2011 — 1 April: Friday — rabbits!

Tonight's photo1 shows my little family down on Bournemouth pier at or very near New Year's day 1983 (I'm almost sure of the year) for one of our traditional seaside picnics.

Christa and Peter

Notice the much improved skyline back then. G'night.

Back with Bach

The tinkling of yet another overlooked glass collection lorry is no competition for the Prelude and Fugue in Eb major (#7) that's just been played. The weather is uniformly grey, the first cuppa is half-drunk, and the 08:00 news has been uninspiring.

But this looks a lot more promising.

Equally fascinating (not least because I found my way to it from a comment about the DID archive) is this chap — I read many a review of his in earlier more PC- and calculator-obsessed days. Indeed, his review in "PCW" of the Acorn Archimedes helped me take that RISCy path. (Link.)

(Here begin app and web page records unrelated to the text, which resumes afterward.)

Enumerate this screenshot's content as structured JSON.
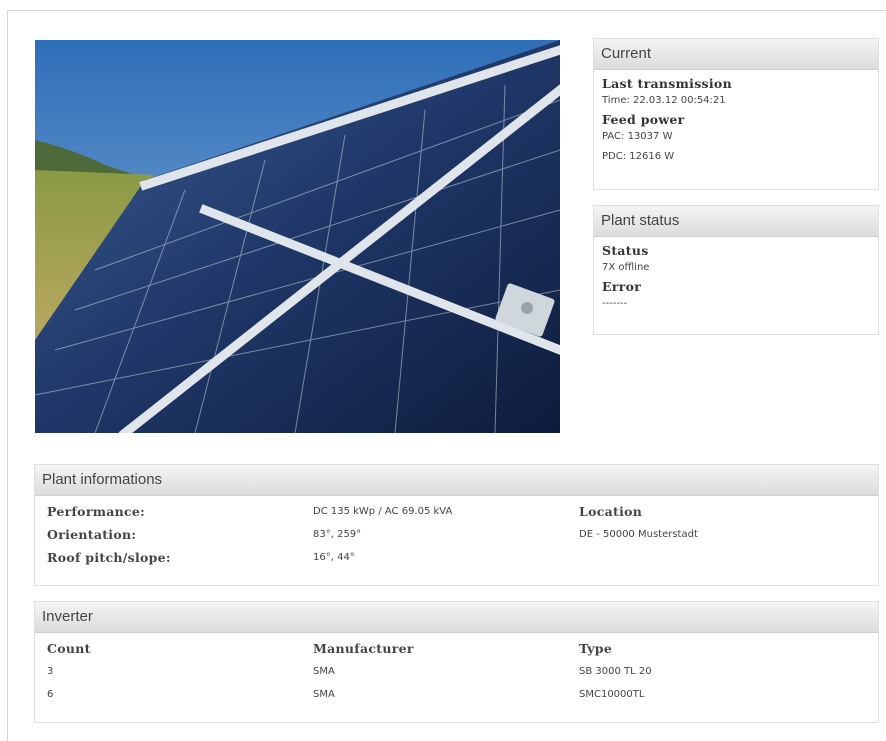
{
  "current": {
    "title": "Current",
    "last_transmission_label": "Last transmission",
    "time": "Time: 22.03.12 00:54:21",
    "feed_power_label": "Feed power",
    "pac": "PAC: 13037 W",
    "pdc": "PDC: 12616 W"
  },
  "plant_status": {
    "title": "Plant status",
    "status_label": "Status",
    "status_value": "7X offline",
    "error_label": "Error",
    "error_value": "-------"
  },
  "plant_info": {
    "title": "Plant informations",
    "performance_label": "Performance:",
    "performance_value": "DC 135 kWp / AC 69.05 kVA",
    "location_label": "Location",
    "orientation_label": "Orientation:",
    "orientation_value": "83°, 259°",
    "location_value": "DE - 50000 Musterstadt",
    "roof_label": "Roof pitch/slope:",
    "roof_value": "16°, 44°"
  },
  "inverter": {
    "title": "Inverter",
    "headers": [
      "Count",
      "Manufacturer",
      "Type"
    ],
    "rows": [
      [
        "3",
        "SMA",
        "SB 3000 TL 20"
      ],
      [
        "6",
        "SMA",
        "SMC10000TL"
      ]
    ]
  }
}
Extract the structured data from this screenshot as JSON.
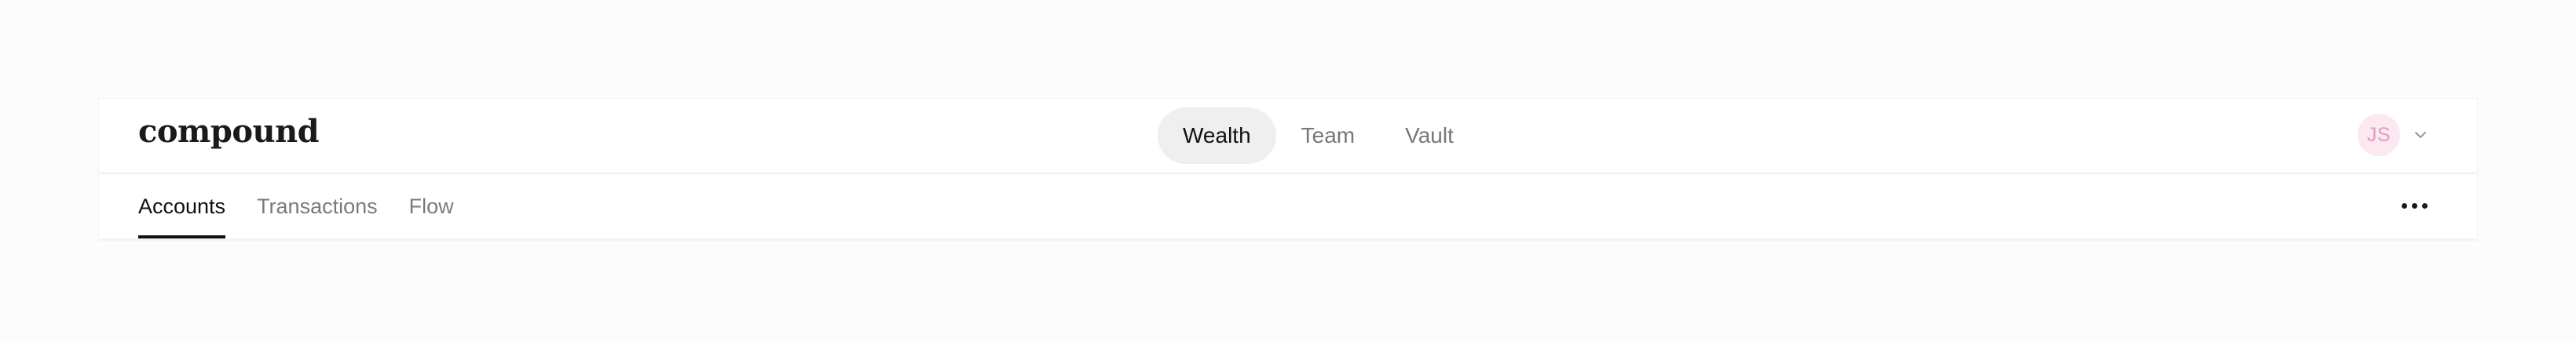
{
  "app": {
    "logo_text": "compound"
  },
  "main_nav": {
    "items": [
      {
        "label": "Wealth",
        "active": true
      },
      {
        "label": "Team",
        "active": false
      },
      {
        "label": "Vault",
        "active": false
      }
    ]
  },
  "user": {
    "initials": "JS",
    "avatar_bg": "#fbe8f1",
    "avatar_fg": "#e39bbf",
    "menu_icon": "chevron-down-icon"
  },
  "sub_nav": {
    "tabs": [
      {
        "label": "Accounts",
        "active": true
      },
      {
        "label": "Transactions",
        "active": false
      },
      {
        "label": "Flow",
        "active": false
      }
    ],
    "more_icon": "more-horizontal-icon"
  },
  "colors": {
    "page_bg": "#fcfcfc",
    "active_pill_bg": "#efefef",
    "active_text": "#111111",
    "inactive_text": "#777777"
  }
}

My first two tulips are nearly ready to show off. (April showers bring the flowers, it seems.)


Make that three, with two more close behind... [Pause] A quick supplies run (if you're going to shop at Waitrose on the "hell-is-other-people" that is a Friday, it's better to go early) and now, with the Concierto d'Aranjuez for accompaniment, it's definitely time (09:49) for a spot of breakfast. I am "sharp set".

Vanity, vanity

I've read some amazingly, erm, stupid comments about this latest "vanity card" from Chuck Lorre. Perhaps people who can, do, and those who can't, nitpick?

For someone in crisis, I think a more accurate and helpful assessment of reality would be, "Love, sex, food, friendship, art, play, beauty and the simple pleasure of a cup of tea are all well and good, but never forget that God/the universe is determined to kill you by whatever means necessary." Consider trying that next time you're called on to do some consoling.

Chuck Lorre in Card #337

Thanks, Mr Postie

I've been a fan of Posy Simmonds since the mid-1970s, and of Stephen Frears for slightly longer than that. And I've followed John Landis and Simon Pegg with enjoyment, too. So this is quite a welcome double bill:


It's time (13:32) I fed myself again.

Listening (on BBC Radio 5's Kermode and Mayo film programme) to the (true) story behind the Jim Loach film "Oranges and Sunshine" is a jaw-dropping experience. "I had" as they say "no idea this had been going on in my own lifetime".

About eight hours ago...

... I received an email that committed...

Apostrophe theory

... but it's taken this long for me to track down the book2 of visual puns that I knew had this neat sign in it. I could do with a better system. I should add I've been doing other stuff besides scouring my cluttered shelves, but I admit it would have been far quicker just to redraw the damn' thing :-)

Continuing the theme of dodgy punctuation, there is, as usual, plenty of good fun to be found in the new Ansible. Example:

'The orbit of a comet was not a parabola, but an ellipsis.' (Marie Brennan, A Star Shall Fall, 2010) Evelyn C. Leeper adds: 'I have visions of the comet winking out of existence, then re-appearing a few feet further on briefly, then winking out again, like a series of dots across the sky....'

David Langford in Ansible



1  And, at 01:39 or so I still regard it as "tonight".
2  "The Third Word War: Apostrophe theory" by Ian Lee. It's been gathering dust on a remote shelf since I bought and read it in May 1979 in Windsor.